"They want to know how your economy is doing, they want to how your revenues are doing, they want to know what your balance sheet looks like...and they ask about things like initiatives," he said in an interview. "Any!
thing that restricts taxes or spending, that's going to have a long-term structural impact to come to resolution about financial management, is something that they worry about."

Credit raters like Moody's say "Voter initiative activity adds element of fiscal uncertainty,” and is a challenge for the state, but the adoption of a tax or spending restriction did not make Moody's list of things that would reduce the state's credit rating. According to Moody's July 10 report on Washington's credit outlook:

What would change the rating - UP
  • Sustained trend of structural budget balance, plus restoration and maintenance of strong reserve levels.
  • Economic expansion and improved industry diversification.
  • Reduction of debt ratios to levels closer to Moody's 50-state medians.

What could change the rating - DOWN

  • Deeper and longer recession that restrains consumer confidence, leading to prolonged revenue weakness and employment erosion.
  • Protracted structural budget imbalance.
  • Increased reliance on one-time budget solutions.
  • Cash flow narrowing, leading to strained liquidity.
  • Failure to adopt plan to cover expenditures once federal fiscal stimulus monies are no longer available.
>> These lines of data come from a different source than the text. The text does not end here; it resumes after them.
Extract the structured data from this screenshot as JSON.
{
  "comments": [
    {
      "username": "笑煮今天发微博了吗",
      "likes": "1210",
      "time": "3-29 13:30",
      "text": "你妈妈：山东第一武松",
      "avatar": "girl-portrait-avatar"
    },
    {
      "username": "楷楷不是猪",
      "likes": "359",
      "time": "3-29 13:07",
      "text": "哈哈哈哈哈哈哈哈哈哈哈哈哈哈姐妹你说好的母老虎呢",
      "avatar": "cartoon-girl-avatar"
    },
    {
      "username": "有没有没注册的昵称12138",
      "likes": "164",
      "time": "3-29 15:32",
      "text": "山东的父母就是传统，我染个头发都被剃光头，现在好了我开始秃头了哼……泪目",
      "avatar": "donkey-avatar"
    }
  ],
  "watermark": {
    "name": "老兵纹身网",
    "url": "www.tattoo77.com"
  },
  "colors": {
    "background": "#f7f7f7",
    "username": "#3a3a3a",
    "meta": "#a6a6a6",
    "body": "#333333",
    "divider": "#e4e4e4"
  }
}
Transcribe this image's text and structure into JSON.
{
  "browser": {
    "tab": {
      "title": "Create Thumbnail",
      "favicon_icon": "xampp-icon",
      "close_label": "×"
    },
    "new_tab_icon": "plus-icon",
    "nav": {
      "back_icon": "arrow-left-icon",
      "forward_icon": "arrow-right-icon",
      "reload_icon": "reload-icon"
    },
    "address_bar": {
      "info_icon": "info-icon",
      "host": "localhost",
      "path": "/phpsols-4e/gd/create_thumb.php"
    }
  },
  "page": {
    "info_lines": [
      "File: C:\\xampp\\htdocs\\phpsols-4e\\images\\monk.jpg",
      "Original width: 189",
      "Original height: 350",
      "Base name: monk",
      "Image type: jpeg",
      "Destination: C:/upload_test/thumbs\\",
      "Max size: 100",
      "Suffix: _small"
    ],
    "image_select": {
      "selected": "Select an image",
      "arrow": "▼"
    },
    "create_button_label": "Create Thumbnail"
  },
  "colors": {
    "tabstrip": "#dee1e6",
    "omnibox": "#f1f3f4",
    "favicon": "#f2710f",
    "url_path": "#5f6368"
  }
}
Perhaps the reason adoption of a tax or spending restriction didn't make the list is the fact Washington already has both. In fact, the state's credit rating didn't drop after passage of I-601 (tax and spending restriction) in 1993 or I-960 (tax restriction) in 2007.

Based on the criteria described by Moody's, it looks like the biggest devil for the state’s credit rating will be whether or not the state lays out a plan for balancing the budget once the federal bailout funds are gone and stops resorting to one-time fixes. 

Additional Information
Summary of state's credit history (provided by Office of State Treasurer)

Vanpool Fact-of-the-Day #8

October 8, 2009 in Blog

average vanpool passenger traveling between Tacoma and Seattle would save about
28 percent in annual commuting costs compared to taking a bus, 45 percent compared
to taking Sounder Commuter Rail and 61 percent compared to driving a car.

New blog on federal transportation issues

October 7, 2009 in Blog

Larry Ehl, the federal relations manager for WSDOT has a new blog. It's very insightful and provides a Washington perspective on what's happening at the federal level in transportation policy.

On the 2010 transportation spending bill, I found this entry particularly interesting:

Combining the draft House and Senate
bills, there are 56 project earmarks totaling $195.5 million for
highway, transit, rail, bike/ped and aviation projects for Washington

You can find the full blog here: Federal Transportation Issues

Vanpool Fact-of-the-Day #7

October 7, 2009 in Blog

Pierce County, a vanpool group of nine, driving about 70 miles per work day,
pays about $87 per month, per passenger.